Collected data
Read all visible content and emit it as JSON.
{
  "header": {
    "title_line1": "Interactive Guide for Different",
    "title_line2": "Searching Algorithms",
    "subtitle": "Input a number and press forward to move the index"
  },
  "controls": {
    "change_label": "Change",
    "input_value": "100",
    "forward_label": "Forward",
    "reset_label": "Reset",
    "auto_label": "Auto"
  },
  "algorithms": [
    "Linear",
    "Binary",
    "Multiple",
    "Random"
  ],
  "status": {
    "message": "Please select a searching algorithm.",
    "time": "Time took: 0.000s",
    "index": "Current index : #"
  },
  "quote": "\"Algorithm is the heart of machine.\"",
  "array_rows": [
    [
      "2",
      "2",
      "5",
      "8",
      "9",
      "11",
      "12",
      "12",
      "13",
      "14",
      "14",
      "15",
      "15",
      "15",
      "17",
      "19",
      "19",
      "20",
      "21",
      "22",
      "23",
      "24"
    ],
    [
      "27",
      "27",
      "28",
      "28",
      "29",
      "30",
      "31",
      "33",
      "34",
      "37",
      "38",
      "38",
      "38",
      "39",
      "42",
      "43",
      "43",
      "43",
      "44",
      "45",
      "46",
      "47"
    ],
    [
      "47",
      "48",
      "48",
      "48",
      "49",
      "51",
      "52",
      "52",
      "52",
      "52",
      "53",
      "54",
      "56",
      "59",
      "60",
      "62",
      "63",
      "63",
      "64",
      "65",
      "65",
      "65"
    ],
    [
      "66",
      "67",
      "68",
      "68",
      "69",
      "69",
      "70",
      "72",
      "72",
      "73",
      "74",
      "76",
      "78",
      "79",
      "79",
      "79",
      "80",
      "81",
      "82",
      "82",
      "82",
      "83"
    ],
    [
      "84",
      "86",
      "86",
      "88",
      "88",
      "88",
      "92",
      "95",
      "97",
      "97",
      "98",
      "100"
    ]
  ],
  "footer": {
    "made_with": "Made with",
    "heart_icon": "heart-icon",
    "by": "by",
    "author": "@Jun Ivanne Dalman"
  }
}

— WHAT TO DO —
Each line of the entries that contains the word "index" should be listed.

— ANSWER FOR THIS EXERCISE —
    "subtitle": "Input a number and press forward to move the index"
    "index": "Current index : #"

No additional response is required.